Given entries:
######

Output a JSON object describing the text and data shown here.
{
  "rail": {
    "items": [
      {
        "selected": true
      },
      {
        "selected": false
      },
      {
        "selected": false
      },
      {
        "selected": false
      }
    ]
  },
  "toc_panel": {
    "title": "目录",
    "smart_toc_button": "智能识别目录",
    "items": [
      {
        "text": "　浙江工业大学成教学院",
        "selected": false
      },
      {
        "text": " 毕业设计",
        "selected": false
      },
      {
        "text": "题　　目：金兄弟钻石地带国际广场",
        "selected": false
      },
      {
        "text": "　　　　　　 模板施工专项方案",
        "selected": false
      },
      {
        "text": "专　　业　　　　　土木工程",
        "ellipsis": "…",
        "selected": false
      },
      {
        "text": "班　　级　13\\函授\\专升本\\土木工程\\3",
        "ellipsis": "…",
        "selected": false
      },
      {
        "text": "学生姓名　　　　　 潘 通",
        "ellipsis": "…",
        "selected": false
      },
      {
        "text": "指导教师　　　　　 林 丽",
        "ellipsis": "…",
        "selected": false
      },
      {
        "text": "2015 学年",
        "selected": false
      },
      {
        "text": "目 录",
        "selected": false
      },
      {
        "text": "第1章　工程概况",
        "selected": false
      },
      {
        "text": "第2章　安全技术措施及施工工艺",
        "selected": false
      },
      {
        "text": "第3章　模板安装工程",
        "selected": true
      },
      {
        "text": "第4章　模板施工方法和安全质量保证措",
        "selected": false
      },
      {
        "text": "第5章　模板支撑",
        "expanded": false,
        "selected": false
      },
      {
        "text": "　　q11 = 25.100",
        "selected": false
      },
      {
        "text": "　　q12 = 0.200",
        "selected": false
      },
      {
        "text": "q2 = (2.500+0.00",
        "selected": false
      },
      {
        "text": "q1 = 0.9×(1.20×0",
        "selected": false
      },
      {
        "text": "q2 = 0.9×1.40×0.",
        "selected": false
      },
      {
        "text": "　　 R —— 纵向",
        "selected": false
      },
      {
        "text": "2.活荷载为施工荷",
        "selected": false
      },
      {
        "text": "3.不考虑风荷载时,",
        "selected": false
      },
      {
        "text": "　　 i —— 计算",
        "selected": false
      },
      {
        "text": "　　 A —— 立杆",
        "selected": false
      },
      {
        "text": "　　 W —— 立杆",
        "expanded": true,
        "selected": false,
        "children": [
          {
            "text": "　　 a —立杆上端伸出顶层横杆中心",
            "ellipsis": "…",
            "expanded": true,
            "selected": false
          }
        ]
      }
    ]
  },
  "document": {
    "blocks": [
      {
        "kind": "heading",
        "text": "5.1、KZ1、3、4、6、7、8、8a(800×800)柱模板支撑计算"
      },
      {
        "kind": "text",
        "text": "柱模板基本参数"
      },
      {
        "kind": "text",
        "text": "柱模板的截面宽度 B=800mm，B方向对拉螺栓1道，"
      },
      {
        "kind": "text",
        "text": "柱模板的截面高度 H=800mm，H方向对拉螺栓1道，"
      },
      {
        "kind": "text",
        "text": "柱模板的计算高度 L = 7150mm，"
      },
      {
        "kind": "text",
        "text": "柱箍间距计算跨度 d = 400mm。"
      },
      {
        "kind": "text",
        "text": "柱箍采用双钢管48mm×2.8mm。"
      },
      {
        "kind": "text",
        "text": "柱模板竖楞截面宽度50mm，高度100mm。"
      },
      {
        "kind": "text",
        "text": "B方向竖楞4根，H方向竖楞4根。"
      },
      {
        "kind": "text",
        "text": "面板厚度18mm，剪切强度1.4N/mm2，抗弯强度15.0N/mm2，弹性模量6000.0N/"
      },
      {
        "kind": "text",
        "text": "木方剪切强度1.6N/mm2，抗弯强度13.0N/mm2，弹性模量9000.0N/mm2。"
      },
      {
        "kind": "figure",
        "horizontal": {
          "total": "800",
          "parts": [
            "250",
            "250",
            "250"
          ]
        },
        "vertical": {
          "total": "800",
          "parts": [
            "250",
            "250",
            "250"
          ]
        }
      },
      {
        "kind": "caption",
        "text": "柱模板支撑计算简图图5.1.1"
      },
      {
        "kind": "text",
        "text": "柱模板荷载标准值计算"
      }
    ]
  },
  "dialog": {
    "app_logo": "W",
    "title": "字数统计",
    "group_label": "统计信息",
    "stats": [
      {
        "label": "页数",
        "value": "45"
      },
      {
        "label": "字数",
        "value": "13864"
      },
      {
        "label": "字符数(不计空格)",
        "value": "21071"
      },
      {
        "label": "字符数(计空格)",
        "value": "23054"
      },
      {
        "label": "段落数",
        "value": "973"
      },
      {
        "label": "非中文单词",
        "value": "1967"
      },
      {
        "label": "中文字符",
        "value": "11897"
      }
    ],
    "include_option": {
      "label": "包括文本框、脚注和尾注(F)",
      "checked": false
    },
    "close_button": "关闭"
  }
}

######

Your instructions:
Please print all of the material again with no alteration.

Answer section:
Output a JSON object describing the text and data shown here.
{
  "rail": {
    "items": [
      {
        "selected": true
      },
      {
        "selected": false
      },
      {
        "selected": false
      },
      {
        "selected": false
      }
    ]
  },
  "toc_panel": {
    "title": "目录",
    "smart_toc_button": "智能识别目录",
    "items": [
      {
        "text": "　浙江工业大学成教学院",
        "selected": false
      },
      {
        "text": " 毕业设计",
        "selected": false
      },
      {
        "text": "题　　目：金兄弟钻石地带国际广场",
        "selected": false
      },
      {
        "text": "　　　　　　 模板施工专项方案",
        "selected": false
      },
      {
        "text": "专　　业　　　　　土木工程",
        "ellipsis": "…",
        "selected": false
      },
      {
        "text": "班　　级　13\\函授\\专升本\\土木工程\\3",
        "ellipsis": "…",
        "selected": false
      },
      {
        "text": "学生姓名　　　　　 潘 通",
        "ellipsis": "…",
        "selected": false
      },
      {
        "text": "指导教师　　　　　 林 丽",
        "ellipsis": "…",
        "selected": false
      },
      {
        "text": "2015 学年",
        "selected": false
      },
      {
        "text": "目 录",
        "selected": false
      },
      {
        "text": "第1章　工程概况",
        "selected": false
      },
      {
        "text": "第2章　安全技术措施及施工工艺",
        "selected": false
      },
      {
        "text": "第3章　模板安装工程",
        "selected": true
      },
      {
        "text": "第4章　模板施工方法和安全质量保证措",
        "selected": false
      },
      {
        "text": "第5章　模板支撑",
        "expanded": false,
        "selected": false
      },
      {
        "text": "　　q11 = 25.100",
        "selected": false
      },
      {
        "text": "　　q12 = 0.200",
        "selected": false
      },
      {
        "text": "q2 = (2.500+0.00",
        "selected": false
      },
      {
        "text": "q1 = 0.9×(1.20×0",
        "selected": false
      },
      {
        "text": "q2 = 0.9×1.40×0.",
        "selected": false
      },
      {
        "text": "　　 R —— 纵向",
        "selected": false
      },
      {
        "text": "2.活荷载为施工荷",
        "selected": false
      },
      {
        "text": "3.不考虑风荷载时,",
        "selected": false
      },
      {
        "text": "　　 i —— 计算",
        "selected": false
      },
      {
        "text": "　　 A —— 立杆",
        "selected": false
      },
      {
        "text": "　　 W —— 立杆",
        "expanded": true,
        "selected": false,
        "children": [
          {
            "text": "　　 a —立杆上端伸出顶层横杆中心",
            "ellipsis": "…",
            "expanded": true,
            "selected": false
          }
        ]
      }
    ]
  },
  "document": {
    "blocks": [
      {
        "kind": "heading",
        "text": "5.1、KZ1、3、4、6、7、8、8a(800×800)柱模板支撑计算"
      },
      {
        "kind": "text",
        "text": "柱模板基本参数"
      },
      {
        "kind": "text",
        "text": "柱模板的截面宽度 B=800mm，B方向对拉螺栓1道，"
      },
      {
        "kind": "text",
        "text": "柱模板的截面高度 H=800mm，H方向对拉螺栓1道，"
      },
      {
        "kind": "text",
        "text": "柱模板的计算高度 L = 7150mm，"
      },
      {
        "kind": "text",
        "text": "柱箍间距计算跨度 d = 400mm。"
      },
      {
        "kind": "text",
        "text": "柱箍采用双钢管48mm×2.8mm。"
      },
      {
        "kind": "text",
        "text": "柱模板竖楞截面宽度50mm，高度100mm。"
      },
      {
        "kind": "text",
        "text": "B方向竖楞4根，H方向竖楞4根。"
      },
      {
        "kind": "text",
        "text": "面板厚度18mm，剪切强度1.4N/mm2，抗弯强度15.0N/mm2，弹性模量6000.0N/"
      },
      {
        "kind": "text",
        "text": "木方剪切强度1.6N/mm2，抗弯强度13.0N/mm2，弹性模量9000.0N/mm2。"
      },
      {
        "kind": "figure",
        "horizontal": {
          "total": "800",
          "parts": [
            "250",
            "250",
            "250"
          ]
        },
        "vertical": {
          "total": "800",
          "parts": [
            "250",
            "250",
            "250"
          ]
        }
      },
      {
        "kind": "caption",
        "text": "柱模板支撑计算简图图5.1.1"
      },
      {
        "kind": "text",
        "text": "柱模板荷载标准值计算"
      }
    ]
  },
  "dialog": {
    "app_logo": "W",
    "title": "字数统计",
    "group_label": "统计信息",
    "stats": [
      {
        "label": "页数",
        "value": "45"
      },
      {
        "label": "字数",
        "value": "13864"
      },
      {
        "label": "字符数(不计空格)",
        "value": "21071"
      },
      {
        "label": "字符数(计空格)",
        "value": "23054"
      },
      {
        "label": "段落数",
        "value": "973"
      },
      {
        "label": "非中文单词",
        "value": "1967"
      },
      {
        "label": "中文字符",
        "value": "11897"
      }
    ],
    "include_option": {
      "label": "包括文本框、脚注和尾注(F)",
      "checked": false
    },
    "close_button": "关闭"
  }
}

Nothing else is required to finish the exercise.